Shocking news from Ireland as the 18 Irish religious orders implicated in decades of abuse of thousands of children in their care have agreed to increase their contribution to the compensation fund for victims.
A report released May 20 by the Commission to Inquire Into Child Abuse said a climate of fear created by pervasive, excessive and arbitrary punishment permeated most of Ireland's residential care institutions for children and all those run for boys from 1940 through the 1970s. These residential institutions, funded by the state but often run by Catholic religious orders, included schools, orphanages, hospitals, children's homes or any other institutions where children were in the care of nonfamily members.
Describing the meeting of the government and religious leaders as "very good," Minister for Education and Science Batt O'Keefe told RTE radio: "We are pleased that they have agreed with the three principles outlined by the government -- that a further substantial contribution will be made, agreement that a trust (to compensate and support victims) will be put in place and that the evaluation (of the congregations' assets) will be open and transparent."

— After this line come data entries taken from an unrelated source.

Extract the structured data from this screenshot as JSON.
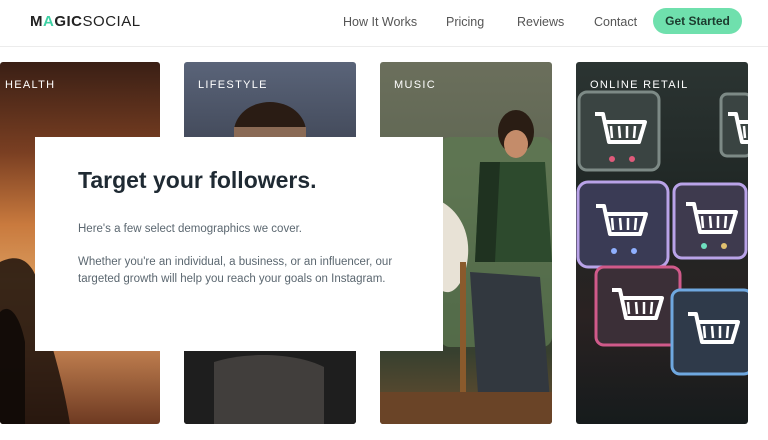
{
  "header": {
    "logo_prefix": "M",
    "logo_accent": "A",
    "logo_bold_rest": "GIC",
    "logo_thin": "SOCIAL",
    "nav": [
      "How It Works",
      "Pricing",
      "Reviews",
      "Contact"
    ],
    "cta": "Get Started"
  },
  "cards": [
    {
      "label": "HEALTH"
    },
    {
      "label": "LIFESTYLE"
    },
    {
      "label": "MUSIC"
    },
    {
      "label": "ONLINE RETAIL"
    }
  ],
  "panel": {
    "title": "Target your followers.",
    "intro": "Here's a few select demographics we cover.",
    "body": "Whether you're an individual, a business, or an influencer, our targeted growth will help you reach your goals on Instagram."
  },
  "colors": {
    "accent": "#6fe0ad",
    "logo_accent": "#3fd1a4",
    "title": "#1f2a33"
  },
  "icons": [
    "shopping-cart-icon"
  ]
}
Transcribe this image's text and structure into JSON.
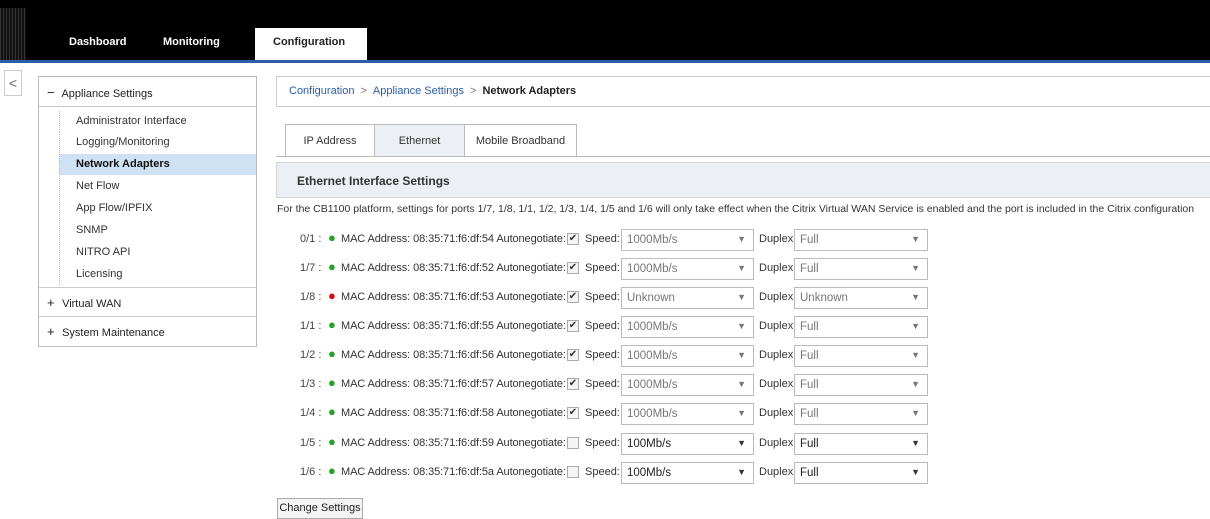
{
  "nav": {
    "tabs": [
      "Dashboard",
      "Monitoring",
      "Configuration"
    ],
    "active": "Configuration"
  },
  "sidebar": {
    "collapse_glyph": "<",
    "groups": [
      {
        "toggle": "−",
        "label": "Appliance Settings",
        "expanded": true
      },
      {
        "toggle": "+",
        "label": "Virtual WAN",
        "expanded": false
      },
      {
        "toggle": "+",
        "label": "System Maintenance",
        "expanded": false
      }
    ],
    "items": [
      "Administrator Interface",
      "Logging/Monitoring",
      "Network Adapters",
      "Net Flow",
      "App Flow/IPFIX",
      "SNMP",
      "NITRO API",
      "Licensing"
    ],
    "active_item": "Network Adapters"
  },
  "breadcrumb": {
    "items": [
      "Configuration",
      "Appliance Settings",
      "Network Adapters"
    ],
    "separator": ">"
  },
  "tabs": {
    "items": [
      "IP Address",
      "Ethernet",
      "Mobile Broadband"
    ],
    "active": "Ethernet"
  },
  "panel": {
    "title": "Ethernet Interface Settings",
    "note": "For the CB1100 platform, settings for ports 1/7, 1/8, 1/1, 1/2, 1/3, 1/4, 1/5 and 1/6 will only take effect when the Citrix Virtual WAN Service is enabled and the port is included in the Citrix configuration"
  },
  "labels": {
    "mac": "MAC Address:",
    "autoneg": "Autonegotiate:",
    "speed": "Speed:",
    "duplex": "Duplex:"
  },
  "ports": [
    {
      "port": "0/1 :",
      "status": "green",
      "mac": "08:35:71:f6:df:54",
      "autoneg": true,
      "speed": "1000Mb/s",
      "duplex": "Full",
      "enabled": false
    },
    {
      "port": "1/7 :",
      "status": "green",
      "mac": "08:35:71:f6:df:52",
      "autoneg": true,
      "speed": "1000Mb/s",
      "duplex": "Full",
      "enabled": false
    },
    {
      "port": "1/8 :",
      "status": "red",
      "mac": "08:35:71:f6:df:53",
      "autoneg": true,
      "speed": "Unknown",
      "duplex": "Unknown",
      "enabled": false
    },
    {
      "port": "1/1 :",
      "status": "green",
      "mac": "08:35:71:f6:df:55",
      "autoneg": true,
      "speed": "1000Mb/s",
      "duplex": "Full",
      "enabled": false
    },
    {
      "port": "1/2 :",
      "status": "green",
      "mac": "08:35:71:f6:df:56",
      "autoneg": true,
      "speed": "1000Mb/s",
      "duplex": "Full",
      "enabled": false
    },
    {
      "port": "1/3 :",
      "status": "green",
      "mac": "08:35:71:f6:df:57",
      "autoneg": true,
      "speed": "1000Mb/s",
      "duplex": "Full",
      "enabled": false
    },
    {
      "port": "1/4 :",
      "status": "green",
      "mac": "08:35:71:f6:df:58",
      "autoneg": true,
      "speed": "1000Mb/s",
      "duplex": "Full",
      "enabled": false
    },
    {
      "port": "1/5 :",
      "status": "green",
      "mac": "08:35:71:f6:df:59",
      "autoneg": false,
      "speed": "100Mb/s",
      "duplex": "Full",
      "enabled": true
    },
    {
      "port": "1/6 :",
      "status": "green",
      "mac": "08:35:71:f6:df:5a",
      "autoneg": false,
      "speed": "100Mb/s",
      "duplex": "Full",
      "enabled": true
    }
  ],
  "actions": {
    "change_settings": "Change Settings"
  },
  "colors": {
    "brand_blue": "#2a5ea8",
    "status_up": "#2aa02a",
    "status_down": "#d01010",
    "active_item": "#cfe2f3"
  }
}
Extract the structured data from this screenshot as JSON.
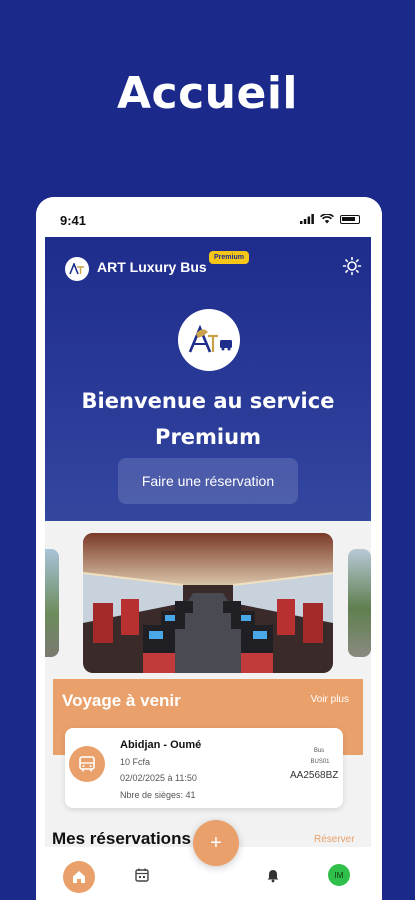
{
  "promo": {
    "title": "Accueil"
  },
  "status_bar": {
    "time": "9:41"
  },
  "header": {
    "brand_name": "ART Luxury Bus",
    "badge": "Premium"
  },
  "hero": {
    "title_line1": "Bienvenue au service",
    "title_line2": "Premium",
    "reserve_button": "Faire une réservation"
  },
  "upcoming": {
    "title": "Voyage à venir",
    "see_more": "Voir plus",
    "trip": {
      "route": "Abidjan - Oumé",
      "price": "10 Fcfa",
      "datetime": "02/02/2025 à 11:50",
      "seats": "Nbre de sièges: 41",
      "bus_label": "Bus",
      "bus_code": "BUS01",
      "plate": "AA2568BZ"
    }
  },
  "reservations": {
    "title": "Mes réservations",
    "reserve_link": "Réserver"
  },
  "fab": {
    "label": "+"
  },
  "navbar": {
    "avatar_initials": "IM"
  },
  "colors": {
    "background": "#1b2a8a",
    "accent": "#e9a06a",
    "hero": "#1e2c8c",
    "avatar": "#2fbf4a"
  }
}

All 18 congregations were represented at the meeting, which was also attended by O'Keefe; justice minister Dermot Ahern; social welfare minister Mary Hanafin; and Barry Andrews, minister for children and youth affairs.

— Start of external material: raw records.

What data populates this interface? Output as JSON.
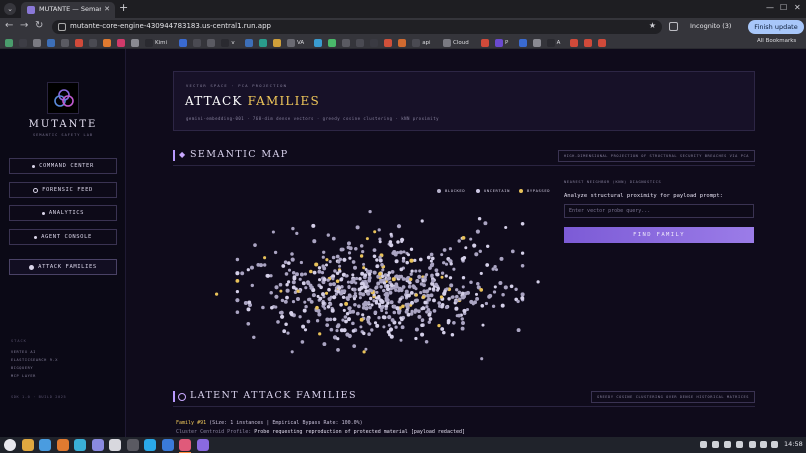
{
  "browser": {
    "tab_title": "MUTANTE — Semantic Safe",
    "tab_close": "✕",
    "new_tab": "+",
    "url": "mutante-core-engine-430944783183.us-central1.run.app",
    "profile": "Incognito (3)",
    "update_button": "Finish update",
    "all_bookmarks": "All Bookmarks",
    "bookmarks": [
      {
        "label": "",
        "color": "#4a9c6c"
      },
      {
        "label": "",
        "color": "#3d3d45"
      },
      {
        "label": "",
        "color": "#7a7a82"
      },
      {
        "label": "",
        "color": "#3d6fb8"
      },
      {
        "label": "",
        "color": "#5a5a62"
      },
      {
        "label": "",
        "color": "#d04a3a"
      },
      {
        "label": "",
        "color": "#4a4a52"
      },
      {
        "label": "",
        "color": "#e07a30"
      },
      {
        "label": "",
        "color": "#d03a6a"
      },
      {
        "label": "",
        "color": "#8a8a92"
      },
      {
        "label": "Kimi",
        "color": "#2a2a30"
      },
      {
        "label": "",
        "color": "#3a6ad0"
      },
      {
        "label": "",
        "color": "#4a4a52"
      },
      {
        "label": "",
        "color": "#5a5a62"
      },
      {
        "label": "v",
        "color": "#2a2a30"
      },
      {
        "label": "",
        "color": "#3d6fb8"
      },
      {
        "label": "",
        "color": "#2a9c8c"
      },
      {
        "label": "",
        "color": "#d0a03a"
      },
      {
        "label": "VA",
        "color": "#6a6a72"
      },
      {
        "label": "",
        "color": "#3a9cd0"
      },
      {
        "label": "",
        "color": "#4ab86a"
      },
      {
        "label": "",
        "color": "#5a5a62"
      },
      {
        "label": "",
        "color": "#4a4a52"
      },
      {
        "label": "",
        "color": "#3a3a42"
      },
      {
        "label": "",
        "color": "#d0503a"
      },
      {
        "label": "",
        "color": "#d06a30"
      },
      {
        "label": "api",
        "color": "#4a4a52"
      },
      {
        "label": "Cloud",
        "color": "#7a7a82"
      },
      {
        "label": "",
        "color": "#d04a3a"
      },
      {
        "label": "P",
        "color": "#6a4ad0"
      },
      {
        "label": "",
        "color": "#3a6ad0"
      },
      {
        "label": "",
        "color": "#8a8a92"
      },
      {
        "label": "A",
        "color": "#2a2a30"
      },
      {
        "label": "",
        "color": "#d04a3a"
      },
      {
        "label": "",
        "color": "#d04a3a"
      },
      {
        "label": "",
        "color": "#d04a3a"
      }
    ]
  },
  "sidebar": {
    "brand": "MUTANTE",
    "brand_sub": "SEMANTIC SAFETY LAB",
    "nav": [
      {
        "label": "COMMAND CENTER",
        "icon": "dot-icon"
      },
      {
        "label": "FORENSIC FEED",
        "icon": "ring-icon"
      },
      {
        "label": "ANALYTICS",
        "icon": "dot-icon"
      },
      {
        "label": "AGENT CONSOLE",
        "icon": "dot-icon"
      },
      {
        "label": "ATTACK FAMILIES",
        "icon": "filled-dot-icon",
        "active": true
      }
    ],
    "stack_label": "STACK",
    "stack": [
      "VERTEX AI",
      "ELASTICSEARCH 9.X",
      "BIGQUERY",
      "MCP LAYER"
    ],
    "version": "SDK 1.0 · BUILD 2025"
  },
  "header": {
    "kicker": "VECTOR SPACE · PCA PROJECTION",
    "title_a": "ATTACK",
    "title_b": "FAMILIES",
    "subtitle": "gemini-embedding-001 · 768-dim dense vectors · greedy cosine clustering · kNN proximity"
  },
  "semantic_map": {
    "title": "SEMANTIC MAP",
    "tag": "HIGH-DIMENSIONAL PROJECTION OF STRUCTURAL SECURITY BREACHES VIA PCA"
  },
  "legend": [
    {
      "label": "BLOCKED",
      "color": "#b7b2cc"
    },
    {
      "label": "UNCERTAIN",
      "color": "#cfc9e6"
    },
    {
      "label": "BYPASSED",
      "color": "#e8c25a"
    }
  ],
  "knn": {
    "kicker": "NEAREST NEIGHBOR (KNN) DIAGNOSTICS",
    "prompt": "Analyze structural proximity for payload prompt:",
    "placeholder": "Enter vector probe query...",
    "button": "FIND FAMILY"
  },
  "latent": {
    "title": "LATENT ATTACK FAMILIES",
    "tag": "GREEDY COSINE CLUSTERING OVER DENSE HISTORICAL MATRICES",
    "family_id": "Family #91",
    "family_meta": "(Size: 1 instances | Empirical Bypass Rate: 100.0%)",
    "centroid_label": "Cluster Centroid Profile:",
    "centroid_text": "Probe requesting reproduction of protected material [payload redacted]"
  },
  "taskbar": {
    "clock": "14:58",
    "apps": [
      "#e8e8ee",
      "#e0a840",
      "#4a9ce0",
      "#e07a30",
      "#3ab0d8",
      "#8a8ae0",
      "#d8d8de",
      "#5a5a62",
      "#2aa8e8",
      "#3a7ad8",
      "#e05a7a",
      "#8a6ae0"
    ]
  },
  "chart_data": {
    "type": "scatter",
    "title": "",
    "xlabel": "",
    "ylabel": "",
    "n_points": 720,
    "series": [
      {
        "name": "BLOCKED",
        "color": "#aaa4c2"
      },
      {
        "name": "UNCERTAIN",
        "color": "#d4cfe8"
      },
      {
        "name": "BYPASSED",
        "color": "#e8c25a"
      }
    ],
    "composition": {
      "BLOCKED": 0.6,
      "UNCERTAIN": 0.34,
      "BYPASSED": 0.06
    },
    "center": [
      0,
      0
    ],
    "spread": [
      1,
      0.42
    ],
    "outliers": [
      [
        -1.55,
        -0.05
      ],
      [
        1.5,
        0.1
      ],
      [
        -1.25,
        0.25
      ],
      [
        0.4,
        0.85
      ],
      [
        -0.4,
        -0.6
      ]
    ],
    "grid": false,
    "legend_position": "top-right"
  }
}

A h/t to the Deacon
Reuters also reported a few weeks back that:
DUBLIN - Victims of sexual abuse and neglect in Catholic-run schools and orphanages in Ireland swamped counseling services on Thursday after the publication of the harrowing findings of a nine-year investigation.

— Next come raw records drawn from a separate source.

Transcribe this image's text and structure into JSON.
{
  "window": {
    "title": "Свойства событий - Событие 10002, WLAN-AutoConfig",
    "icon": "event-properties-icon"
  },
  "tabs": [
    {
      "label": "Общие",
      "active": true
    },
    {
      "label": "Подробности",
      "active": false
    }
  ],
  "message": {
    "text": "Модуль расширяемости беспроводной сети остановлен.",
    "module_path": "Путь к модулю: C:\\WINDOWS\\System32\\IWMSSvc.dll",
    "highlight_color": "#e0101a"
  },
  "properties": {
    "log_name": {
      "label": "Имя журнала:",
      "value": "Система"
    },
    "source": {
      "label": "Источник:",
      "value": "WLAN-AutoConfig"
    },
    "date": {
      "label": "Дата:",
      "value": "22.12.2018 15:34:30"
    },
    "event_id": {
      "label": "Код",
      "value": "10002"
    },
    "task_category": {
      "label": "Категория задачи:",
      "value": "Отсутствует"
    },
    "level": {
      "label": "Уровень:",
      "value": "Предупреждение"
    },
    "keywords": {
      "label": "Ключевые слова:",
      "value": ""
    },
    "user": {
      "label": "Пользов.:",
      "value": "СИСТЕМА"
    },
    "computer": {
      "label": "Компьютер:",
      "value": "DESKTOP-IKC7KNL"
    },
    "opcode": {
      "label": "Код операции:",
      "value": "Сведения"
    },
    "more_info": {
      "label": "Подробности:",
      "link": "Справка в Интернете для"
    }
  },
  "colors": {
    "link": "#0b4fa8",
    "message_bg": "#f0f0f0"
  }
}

“We’ve had 30 times as many calls as usual and our phone lines are always quite busy,” said Bernadette Fahy of the Aislinn Center, an organization set up by an abuse victim. “We have had to close the center because we haven’t been able to cope with the amount of people coming in.
“It’s extraordinary the number of people who are contacting services for the first time.”